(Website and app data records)
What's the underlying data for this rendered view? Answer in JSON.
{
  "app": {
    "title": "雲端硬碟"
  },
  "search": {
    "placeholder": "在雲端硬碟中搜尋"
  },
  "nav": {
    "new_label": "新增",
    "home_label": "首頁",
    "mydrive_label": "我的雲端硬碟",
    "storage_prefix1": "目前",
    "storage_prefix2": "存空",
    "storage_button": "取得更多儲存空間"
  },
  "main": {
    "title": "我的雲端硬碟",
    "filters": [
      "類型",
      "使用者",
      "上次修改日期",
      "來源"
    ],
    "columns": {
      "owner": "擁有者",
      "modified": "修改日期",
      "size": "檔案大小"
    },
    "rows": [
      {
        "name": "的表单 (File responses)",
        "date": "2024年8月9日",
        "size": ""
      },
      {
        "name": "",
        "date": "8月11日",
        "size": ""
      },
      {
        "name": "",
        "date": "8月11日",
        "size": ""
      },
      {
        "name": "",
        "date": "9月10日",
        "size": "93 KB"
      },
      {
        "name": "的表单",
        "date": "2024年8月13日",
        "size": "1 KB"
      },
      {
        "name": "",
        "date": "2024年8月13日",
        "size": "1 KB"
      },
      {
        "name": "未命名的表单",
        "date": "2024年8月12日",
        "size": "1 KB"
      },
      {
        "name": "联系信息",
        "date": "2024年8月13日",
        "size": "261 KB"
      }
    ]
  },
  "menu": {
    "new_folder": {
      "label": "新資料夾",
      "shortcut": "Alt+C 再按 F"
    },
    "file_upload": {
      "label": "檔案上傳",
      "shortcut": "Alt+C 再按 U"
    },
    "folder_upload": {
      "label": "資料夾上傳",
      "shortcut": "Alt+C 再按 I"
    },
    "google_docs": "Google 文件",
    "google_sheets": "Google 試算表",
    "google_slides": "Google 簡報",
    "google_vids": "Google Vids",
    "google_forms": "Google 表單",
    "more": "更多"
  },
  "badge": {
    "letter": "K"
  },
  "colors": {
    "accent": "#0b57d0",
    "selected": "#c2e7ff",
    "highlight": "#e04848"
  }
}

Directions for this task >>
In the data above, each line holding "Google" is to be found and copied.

Response area >>
    "google_docs": "Google 文件",
    "google_sheets": "Google 試算表",
    "google_slides": "Google 簡報",
    "google_vids": "Google Vids",
    "google_forms": "Google 表單",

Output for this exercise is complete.